How do I know I have a Voice Problem?
Voice problems are detected by a change in the sound or feel of the voice, often described as hoarseness, roughness, or a raspy quality. People with voice problems often complain about or notice changes in pitch, loss of voice, loss of endurance, and sometimes a sharp or dull pain associated with voice use. There may also be a change in singing ability most often and notable in the upper singing range or register.
What is the most common cause of a change in voice?
Voice changes sometimes follow an upper respiratory infection, and these problems may last up to two weeks. Typically the upper respiratory infection (common cold or flu) causes swelling of the vocal cords and changes their vibration, resulting in an abnormal voice. Reduced voice use (voice rest) typically improves the voice after an upper respiratory infection or bronchitis. If the voice does not return to its normal characteristics and capabilities within two weeks after a cold, a medical evaluation by an ear, nose, and throat specialist who is specially trained in Laryngology
What Can Be done About These Issues?
As with many ailments, awareness is key. First, people must be made aware of voice-related occupations. A person may not know that they are in such a profession until a voice problem brings the issue to the forefront.Do not accept hoarseness as part of the job.
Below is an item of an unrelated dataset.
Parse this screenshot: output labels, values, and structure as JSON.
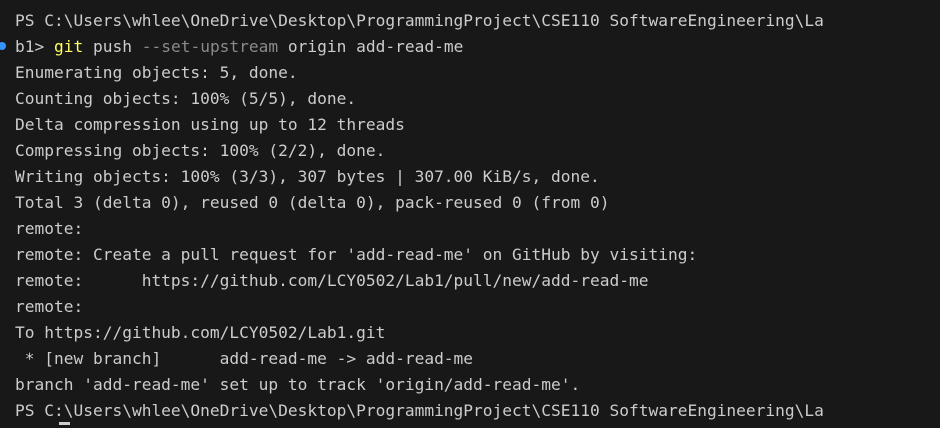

Be aware that there are steps you can take to help prevent voice problems. (For more information, see Maintaining a Healthy Voice Fact Sheet.)
Finally, know that proper evaluation and treatment can take care of most voice-related problems and can set you up to succeed in even the most demanding voice-related occupation. If you notice a problem with your voice that lasts more than two weeks, schedule an appointment with one of our Laryngologists or Otolaryngologists for an evaluation and treatment recommendations.
The Voice and Aging
As we age, our voices change. The most dramatic voice changes are those during childhood and adolescence. The larynx (or voice box) and vocal cord tissues do not fully mature until late teenage years. Hormone-related changes during adolescence are particularly noticeable among boys. The rapid changes in the size and character of the larynx causes characteristic pitch breaks and voice “cracking” during puberty as we learn to use our rapidly changing voice instruments.
After several decades of relatively stable voice, noticeable change can again occur in the later years of life. As our bodies age, we lose muscle mass, our mucous membranes thin and become more dry, and we lose some of the fine coordination that we had in younger years. It is no surprise that these changes occur in the larynx as well, and this leads to changes in our voice. Your doctor may call these changes vocal cord atrophy or bowing, presbyphonia, or presbylaryngis.
Changes in the Voice as We Age
Below is a list of commonly reported voice changes as we age:
- Reduced volume and projection of the voice (or “thin” voice)
- Reduced vocal endurance
- Difficulty being heard in noisy situations
- Tremor or shakiness in the voice
- Higher pitch voice in men
- Lower pitch voice in women
These symptoms are amplified by the reduced hearing ability that commonly occurs in our peers as we age.
NOTE: Much of the time, hoarseness and vocal difficulties are not simply age-related changes. Any change that you notice in your voice should be a warning sign that there may be a problem. Please call to schedule an evaluation by one of our Laryngologists or Otolaryngologists. Almost all voice problems are treatable.
What Can Be Done About Age-Related Voice Change?
If you are bothered by your voice, take action today. First, visit your ENT physician for an evaluation. With simple techniques that are not painful, she can evaluate your vocal fold anatomy and make most diagnoses and treatment plans at your first visit.
Some people are candidates for medical or surgical treatment to improve the steadiness, strength, or endurance of the voice. Of note, many procedures can be done in-office without need for general anesthesia.